Wordsworth only feed on one person at a time and often travel in pairs. They can feed on a primary victim for days, months or years; as far as the most current research is concerned, there is no clear explanation why. To add to the mystery, no two Wordsworths will share the same primary victim. Wordsworth can also eat fragments of words from multiple people. When a Wordsworth eats fragments of a word, the word remains an inexpressible thought on the tip of the speaker’s tongue until the person’s mind recovers.
For whatever reason, the Wordsworth are more inclined to pursue honest, passionate words. The detective’s tapes suggest that words “spoken from the heart” are connected to a person’s soul. Theoretically, in eating these kinds of words, a Wordsworth can eat souls, leaving behind an empty husk of flesh.
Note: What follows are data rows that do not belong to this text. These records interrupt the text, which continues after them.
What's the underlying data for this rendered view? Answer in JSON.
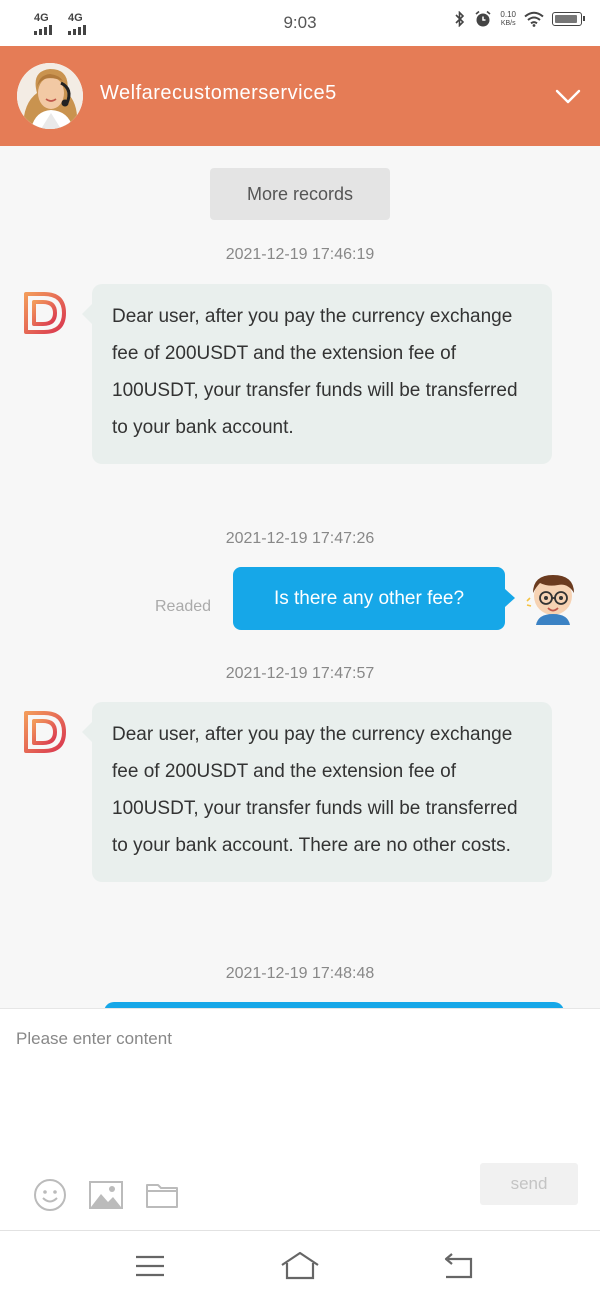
{
  "status_bar": {
    "signal_1": "4G",
    "signal_2": "4G",
    "time": "9:03",
    "net_speed_value": "0.10",
    "net_speed_unit": "KB/s"
  },
  "header": {
    "title": "Welfarecustomerservice5"
  },
  "chat": {
    "more_records_label": "More records",
    "messages": [
      {
        "timestamp": "2021-12-19 17:46:19",
        "sender": "agent",
        "text": "Dear user, after you pay the currency exchange fee of 200USDT and the extension fee of 100USDT, your transfer funds will be transferred to your bank account."
      },
      {
        "timestamp": "2021-12-19 17:47:26",
        "sender": "user",
        "text": "Is there any other fee?",
        "status": "Readed"
      },
      {
        "timestamp": "2021-12-19 17:47:57",
        "sender": "agent",
        "text": "Dear user, after you pay the currency exchange fee of 200USDT and the extension fee of 100USDT, your transfer funds will be transferred to your bank account. There are no other costs."
      },
      {
        "timestamp": "2021-12-19 17:48:48",
        "sender": "user",
        "text": ""
      }
    ]
  },
  "composer": {
    "placeholder": "Please enter content",
    "send_label": "send",
    "tools": [
      "emoji-icon",
      "image-icon",
      "folder-icon"
    ]
  },
  "navbar": {
    "buttons": [
      "menu-icon",
      "home-icon",
      "back-icon"
    ]
  },
  "colors": {
    "header": "#e57c56",
    "user_bubble": "#16a7e8",
    "agent_bubble": "#e9efed",
    "background": "#f7f7f7"
  }
}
A rise in amnesia, mental illness and Alzheimer’s among young people is one of the key signs that a Wordsoworth is present in a city.The city that Jacob and I moved to was one of these places, hence the easy dismissal of everything the people witnessed. Jacob was a primary target while the rest may have had words picked apart here and there. It turns out the victims all had one thing in common: they were males who had recently moved into the town over the past five years. I don’t know where the road is going to take me, but something in me is telling me that all roads would have led here. Whether it was Jacob or me, one of us would be sitting in this seat, riding with Detective Cannen.
The detective hands me a bundle of brand new notepads wrapped in plastic. As he drives he makes a writing gesture and points at his throat.
“I don’t know yet,” I respond. Cannen inserts another tape:
Detective Cannen, March 15th, 1987. I saw them again. The men in the trench coats. They were chasing a woman in the alley. I suspect there’s some sort of underground cult building in Kansas City. Why else would these men be here? Are they government workers?
The disappearances, the amnesia, the mysterious deaths, could they be responsible?
Perhaps, or perhaps not, but I will get to the bottom of this. On another note, I followed up on the missing man. No one seems to remember him, not even the roommates who initially reported him missing. It’s like he never existed.
Chapter 2 (Friday February 6, 2020)